1 – The Lifestyle Startup.
On the California coast where I live, we see lifestyle entrepreneurs like surfers and divers who own small surf or dive shop or teach surfing and diving lessons to pay the bills so they can surf and dive some more.
2 – Small businesses, usually family owned and run.
They work as hard as any Silicon Valley entrepreneur. They hire local employees or family. Most are barely profitable. Small business entrepreneurship is not designed for scale, the owners want to own their own business and “feed the family.” … But in sheer numbers, they are infinitely more representative of “entrepreneurship” than entrepreneurs in other categories—and their enterprises create local jobs.
3 – Silicon Valley-type startups — designed to be scalable.

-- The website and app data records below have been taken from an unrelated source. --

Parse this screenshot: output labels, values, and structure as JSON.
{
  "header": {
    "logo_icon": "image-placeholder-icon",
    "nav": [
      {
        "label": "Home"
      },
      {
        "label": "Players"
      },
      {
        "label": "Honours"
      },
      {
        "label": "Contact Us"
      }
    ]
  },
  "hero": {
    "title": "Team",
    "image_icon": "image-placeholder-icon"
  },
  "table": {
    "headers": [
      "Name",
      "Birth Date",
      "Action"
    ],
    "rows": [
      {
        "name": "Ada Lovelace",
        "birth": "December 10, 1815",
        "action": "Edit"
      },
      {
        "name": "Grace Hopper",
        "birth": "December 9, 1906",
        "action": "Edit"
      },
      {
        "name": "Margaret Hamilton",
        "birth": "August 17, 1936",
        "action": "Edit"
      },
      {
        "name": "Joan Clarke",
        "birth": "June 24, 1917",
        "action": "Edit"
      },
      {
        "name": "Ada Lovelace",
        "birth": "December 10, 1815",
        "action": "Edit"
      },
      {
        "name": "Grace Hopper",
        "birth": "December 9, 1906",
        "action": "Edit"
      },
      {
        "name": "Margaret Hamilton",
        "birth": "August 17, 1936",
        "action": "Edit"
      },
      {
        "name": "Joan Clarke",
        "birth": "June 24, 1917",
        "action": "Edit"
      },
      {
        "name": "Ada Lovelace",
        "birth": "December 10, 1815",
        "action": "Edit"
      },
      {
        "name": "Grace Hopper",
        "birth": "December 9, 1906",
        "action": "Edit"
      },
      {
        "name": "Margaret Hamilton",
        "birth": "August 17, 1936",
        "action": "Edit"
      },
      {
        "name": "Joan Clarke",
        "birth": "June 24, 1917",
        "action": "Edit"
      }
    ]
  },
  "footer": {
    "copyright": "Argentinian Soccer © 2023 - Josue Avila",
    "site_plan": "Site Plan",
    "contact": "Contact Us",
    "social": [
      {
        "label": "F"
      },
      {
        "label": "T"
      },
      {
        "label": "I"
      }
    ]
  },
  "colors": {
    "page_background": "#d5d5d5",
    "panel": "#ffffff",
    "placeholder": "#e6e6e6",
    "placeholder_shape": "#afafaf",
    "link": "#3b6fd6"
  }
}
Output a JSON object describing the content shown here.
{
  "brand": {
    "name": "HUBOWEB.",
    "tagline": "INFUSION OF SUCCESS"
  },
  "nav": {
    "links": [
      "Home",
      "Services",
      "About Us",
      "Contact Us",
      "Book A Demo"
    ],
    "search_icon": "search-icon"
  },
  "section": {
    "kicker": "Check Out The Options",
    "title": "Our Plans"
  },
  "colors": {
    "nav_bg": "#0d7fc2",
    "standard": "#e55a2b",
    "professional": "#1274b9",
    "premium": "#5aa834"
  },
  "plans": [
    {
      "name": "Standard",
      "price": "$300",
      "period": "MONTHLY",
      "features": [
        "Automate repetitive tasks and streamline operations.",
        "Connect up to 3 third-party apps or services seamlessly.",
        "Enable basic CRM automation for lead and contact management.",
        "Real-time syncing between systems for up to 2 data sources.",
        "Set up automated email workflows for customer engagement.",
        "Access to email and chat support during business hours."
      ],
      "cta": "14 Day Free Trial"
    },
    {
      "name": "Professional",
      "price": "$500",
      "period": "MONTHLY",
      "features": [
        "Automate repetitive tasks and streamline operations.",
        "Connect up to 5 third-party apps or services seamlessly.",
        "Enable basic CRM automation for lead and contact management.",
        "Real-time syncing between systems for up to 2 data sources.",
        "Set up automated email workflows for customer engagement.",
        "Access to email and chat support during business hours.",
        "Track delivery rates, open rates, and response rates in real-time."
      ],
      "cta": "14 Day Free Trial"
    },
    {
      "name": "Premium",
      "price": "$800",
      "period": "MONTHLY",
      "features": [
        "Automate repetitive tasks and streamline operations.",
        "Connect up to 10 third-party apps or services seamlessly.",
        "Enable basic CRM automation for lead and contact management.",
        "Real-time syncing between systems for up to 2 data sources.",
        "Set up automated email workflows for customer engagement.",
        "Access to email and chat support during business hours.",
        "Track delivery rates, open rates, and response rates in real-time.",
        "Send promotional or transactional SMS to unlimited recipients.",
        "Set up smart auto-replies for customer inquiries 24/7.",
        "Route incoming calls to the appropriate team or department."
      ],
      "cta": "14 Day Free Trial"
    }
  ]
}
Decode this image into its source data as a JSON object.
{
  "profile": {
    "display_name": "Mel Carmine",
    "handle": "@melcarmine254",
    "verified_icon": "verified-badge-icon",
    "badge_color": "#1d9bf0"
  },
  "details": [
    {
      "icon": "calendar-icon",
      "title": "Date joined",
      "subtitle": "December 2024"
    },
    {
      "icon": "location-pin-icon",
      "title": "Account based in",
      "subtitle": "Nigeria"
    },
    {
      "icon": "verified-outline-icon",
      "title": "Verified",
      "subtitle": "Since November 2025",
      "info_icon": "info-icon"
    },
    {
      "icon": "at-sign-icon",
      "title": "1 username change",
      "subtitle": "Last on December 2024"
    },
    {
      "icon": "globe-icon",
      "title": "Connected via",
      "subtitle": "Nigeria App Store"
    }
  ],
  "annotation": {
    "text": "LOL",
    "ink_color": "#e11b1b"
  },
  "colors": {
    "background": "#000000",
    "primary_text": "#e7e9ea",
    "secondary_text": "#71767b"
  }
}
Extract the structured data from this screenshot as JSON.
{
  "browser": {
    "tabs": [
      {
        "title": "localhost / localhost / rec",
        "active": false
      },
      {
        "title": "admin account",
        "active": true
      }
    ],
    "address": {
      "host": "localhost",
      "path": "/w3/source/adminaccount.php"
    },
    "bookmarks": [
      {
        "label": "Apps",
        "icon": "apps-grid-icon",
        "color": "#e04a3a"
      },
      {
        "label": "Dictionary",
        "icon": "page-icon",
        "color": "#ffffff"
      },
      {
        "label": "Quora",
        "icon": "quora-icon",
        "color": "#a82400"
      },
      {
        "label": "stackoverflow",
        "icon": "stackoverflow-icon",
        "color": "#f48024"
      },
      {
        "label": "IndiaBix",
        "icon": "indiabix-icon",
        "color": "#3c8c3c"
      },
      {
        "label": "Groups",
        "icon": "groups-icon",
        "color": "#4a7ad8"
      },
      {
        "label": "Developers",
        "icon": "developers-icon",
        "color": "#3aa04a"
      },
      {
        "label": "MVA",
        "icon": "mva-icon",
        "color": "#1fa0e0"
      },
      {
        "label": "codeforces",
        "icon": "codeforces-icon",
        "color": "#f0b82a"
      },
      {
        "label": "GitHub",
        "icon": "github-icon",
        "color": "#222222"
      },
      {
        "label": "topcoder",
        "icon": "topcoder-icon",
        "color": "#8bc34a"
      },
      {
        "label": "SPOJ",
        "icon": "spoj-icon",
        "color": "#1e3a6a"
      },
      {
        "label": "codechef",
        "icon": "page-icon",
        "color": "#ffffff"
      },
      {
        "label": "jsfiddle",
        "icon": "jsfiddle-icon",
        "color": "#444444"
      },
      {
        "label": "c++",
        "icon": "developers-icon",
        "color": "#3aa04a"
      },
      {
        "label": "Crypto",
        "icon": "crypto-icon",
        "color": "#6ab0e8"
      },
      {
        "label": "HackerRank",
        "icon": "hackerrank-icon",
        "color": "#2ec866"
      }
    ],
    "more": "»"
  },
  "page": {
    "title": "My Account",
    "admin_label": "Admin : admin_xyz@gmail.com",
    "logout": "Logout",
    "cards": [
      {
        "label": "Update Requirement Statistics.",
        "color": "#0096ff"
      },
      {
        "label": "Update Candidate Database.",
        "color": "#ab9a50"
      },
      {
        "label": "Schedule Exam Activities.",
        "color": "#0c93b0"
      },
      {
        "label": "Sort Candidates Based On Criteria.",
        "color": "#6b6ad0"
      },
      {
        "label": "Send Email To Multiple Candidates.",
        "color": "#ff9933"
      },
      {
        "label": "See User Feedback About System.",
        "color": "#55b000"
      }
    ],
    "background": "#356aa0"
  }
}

Scalable startups tend to group together in innovation clusters (Silicon Valley, Shanghai, New York, Boston, Israel, etc.). They make up a small percentage of the six types of startups, but because of the outsize returns, attract all the risk capital (and press).
4 – Startups designed to be quickly sold, flipped.
Their goal is not to build a billion dollar business, but to be sold to a larger company for $5-$50M.
5 – Large company startups.
Changes in customer tastes, new technologies, legislation, new competitors, etc., can create pressure for more disruptive innovation—requiring large companies to create entirely new products sold to new customers in new markets (i.e. Google and Android).
6 – Social startups — usually some form of charitable foundation.
… unlike scalable startups, their goal is to make the world a better place, not to take market share or to create to wealth for the founders.
Mr Blank writes that only Israel has managed to build a successful, sustainable version of Silicon Valley. He also has a list of what government organizations can do to support the different types of startups.
Mr Blank doesn’t touch much upon the role of culture. Silicon Valley thrives on large amounts of failure, entrepreneurs get many chances at succeeding but in other cultures, there is huge stigma associated with failure and few entrepreneurs get another chance.
Exporting Silicon Valley’s well oiled system of financing, incubation, and education is not easy but exporting its unique culture is vastly more difficult. This is probably Silicon Valley’s greatest protection from losing its innovation throne to other regions — it’s tolerance of massive amounts of failure.